 Mr. Evans, on PFI HK’s behalf, submits:
“On a costs/benefit basis, it is not considered effective to devote effort (and judicial time) to a line by line critique of the schedule [of costs], although there are many points that come to mind; e.g. fee earners charging at $775ph should not be concerned with bundling; post hearing legal research should not be recoverable; service letters should not be charged at $525pm. Rather the Court is invited to apply a standard, if broad brush approach and allow no more than 75% of the claimed costs.”
 Neither side took me to any case law on the approach to be taken to assessing costs. My understanding is that the first question, I need to address is whether, overall, the costs claimed by the receiving party are proportionate. The total claimed is $54,477.30. The total in dispute was $500,000. I note too that the paying party instructed leading counsel from London to appear.
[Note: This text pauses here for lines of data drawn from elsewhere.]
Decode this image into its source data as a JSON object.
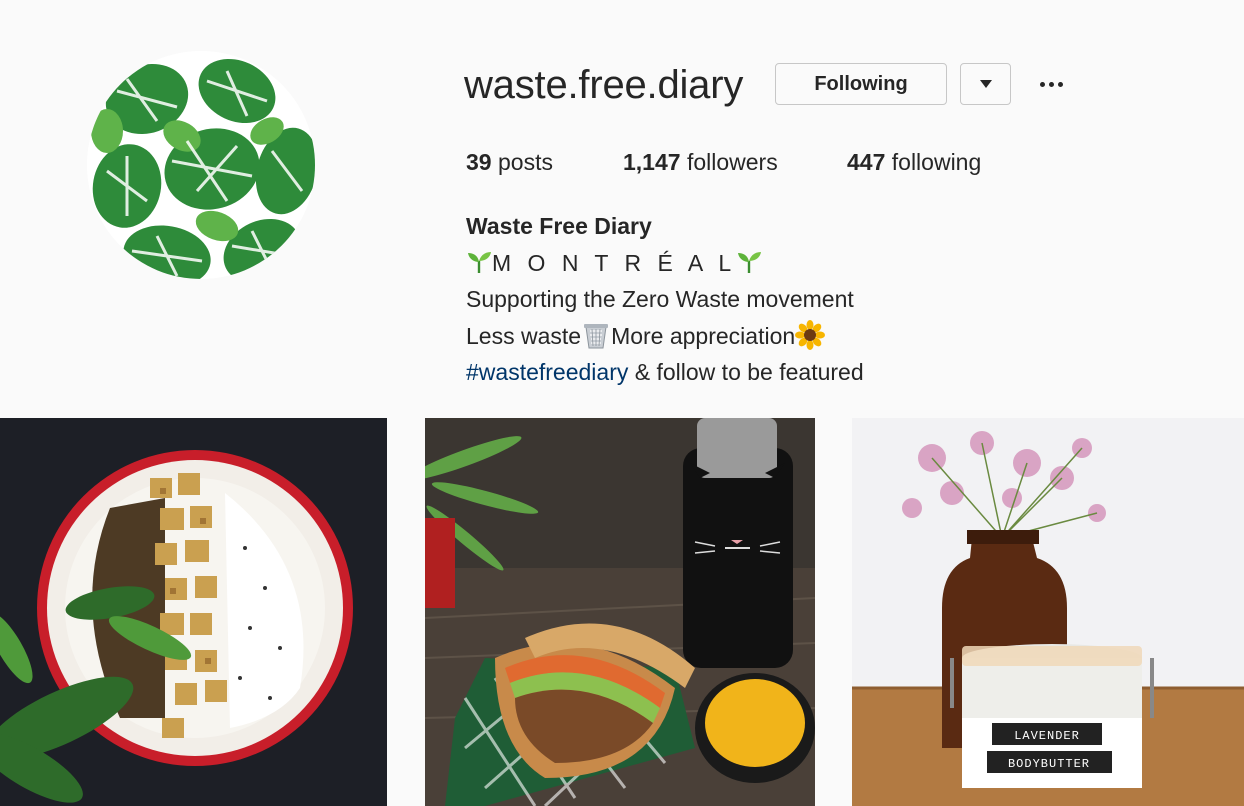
{
  "profile": {
    "username": "waste.free.diary",
    "avatar_icon": "monstera-leaf-pattern",
    "follow_button_label": "Following",
    "dropdown_icon": "caret-down-icon",
    "more_icon": "ellipsis-icon"
  },
  "stats": {
    "posts_count": "39",
    "posts_label": "posts",
    "followers_count": "1,147",
    "followers_label": "followers",
    "following_count": "447",
    "following_label": "following"
  },
  "bio": {
    "full_name": "Waste Free Diary",
    "location": "M O N T R É A L",
    "line1": "Supporting the Zero Waste movement",
    "line2_a": "Less waste",
    "line2_b": "More appreciation",
    "hashtag": "#wastefreediary",
    "line3_rest": " & follow to be featured",
    "link_color": "#003569"
  },
  "posts": [
    {
      "subject": "tofu-lentil-rice-bowl"
    },
    {
      "subject": "sandwich-soup-bottle"
    },
    {
      "subject": "lavender-bodybutter-jar",
      "jar_label_1": "LAVENDER",
      "jar_label_2": "BODYBUTTER"
    }
  ]
}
In that context the sum claimed by the receiving party in my judgment is proportionate.
 Having determined that the sums claimed are proportionate, it is not, at least as I understand the case law, appropriate to take a “broad brush” approach and knock a quarter off the costs incurred. (That would only be appropriate if the costs were disproportionate.) I must, instead, look at any individual items which are disputed as unreasonably incurred or unreasonable in amount.
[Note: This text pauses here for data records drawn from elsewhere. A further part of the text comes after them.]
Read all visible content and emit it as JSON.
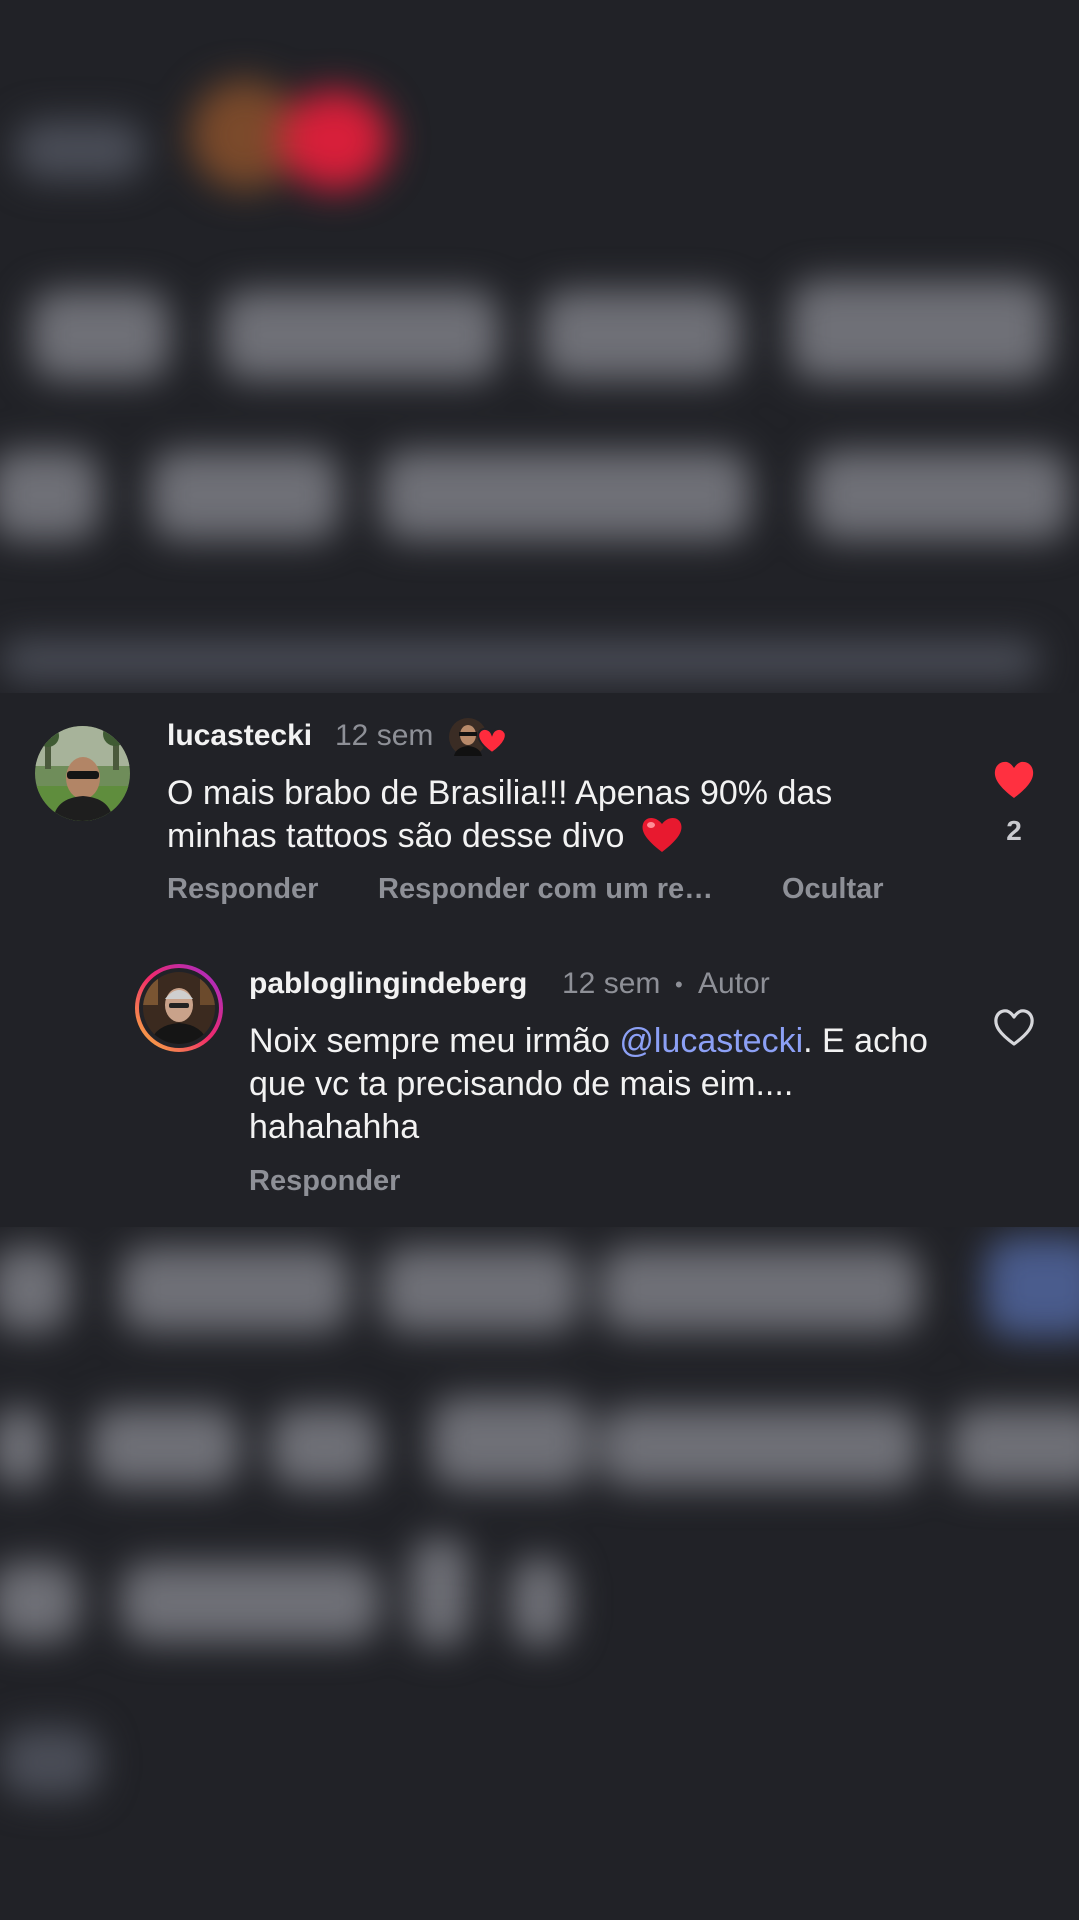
{
  "comment": {
    "username": "lucastecki",
    "time": "12 sem",
    "text": "O mais brabo de Brasilia!!! Apenas 90% das minhas tattoos são desse divo",
    "text_emoji": "red-heart-emoji",
    "like_count": "2",
    "liked": true,
    "reaction_badge": "author-liked-badge",
    "actions": {
      "reply": "Responder",
      "reply_with": "Responder com um re…",
      "hide": "Ocultar"
    }
  },
  "reply": {
    "username": "pabloglingindeberg",
    "time": "12 sem",
    "separator": "•",
    "author_label": "Autor",
    "text_before": "Noix sempre meu irmão ",
    "mention": "@lucastecki",
    "text_after": ". E acho que vc ta precisando de mais eim.... hahahahha",
    "liked": false,
    "actions": {
      "reply": "Responder"
    }
  },
  "colors": {
    "background": "#212227",
    "text": "#f2f2f2",
    "muted": "#8e9097",
    "mention": "#8ca0f5",
    "like_active": "#ff3040"
  }
}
 An oddity of the current case is that the majority of the preparation for the application was done by Mr. Freeman, a senior associate, whilst the actual advocacy was done by Ms. Stitt, the most junior member of the team. She appears to have had no involvement with the preparation of the bundles; that was all done by Mr. Freeman. A more normal allocation of tasks would have been to give Ms. Stitt the preparation of the bundle with supervision by Mr. Freeman. That is likely to have been cheaper, but only slightly cheaper, because of the additional cost of supervision. Over the period 7 th to 13th January 2020, Mr. Freeman spent 7¼ hours on the case. From the narrative it is not possible to break down what was spent on bundles and on other matters, like finalizing the skeleton argument. In my judgment, there would have been some saving in costs if bundle preparation had been devolved to Ms. Stitt. I shall deduct one hour of the difference between Mr. Freeman’s rate and Ms. Stitt’s, so as give a deduction of $250. (Ms. Stitt would have spent more time on bundles, but there would then have been supervision by Mr. Freeman.)
 PFI HK object to an item on 14th January 2020 described as Ms. Stitt carrying out “[r]esearch regarding common law and equitable restitutionary claims following hearing.” I cannot see how that can be a cost of the application. The research should have been done before the hearing, not after. I disallow $131.25, the amount claimed.
 Lastly, PFI HK object that service letters were charged out at $525 per hour. Given that was the rate of the most junior team member, I cannot see that there can be any proper challenge to this. I disallow nothing.
 Accordingly I disallow a total of $381.25 from the bill of $54,477.30, to give a total recoverable of $54,096.05. I understand there is a letter from PFI HK written without prejudice save as to costs as regards the sum payable. I shall consider any representations as to the costs of the taxation itself on paper.
 PFI HK shall pay PFI BVI the costs of the application, assessed in the sum of $54,096.05. I shall consider representations as to the costs of the detailed assessment on paper. PFI BVI shall serve its schedule of costs of the detailed assessment within seven days of the handing down of this judgment. PFI HK shall serve any representations within seven days thereafter, with any reply by PFI BVI within seven days thereafter.
Justice Adrian Jack (Ag)
Commercial Court Judge
By the Court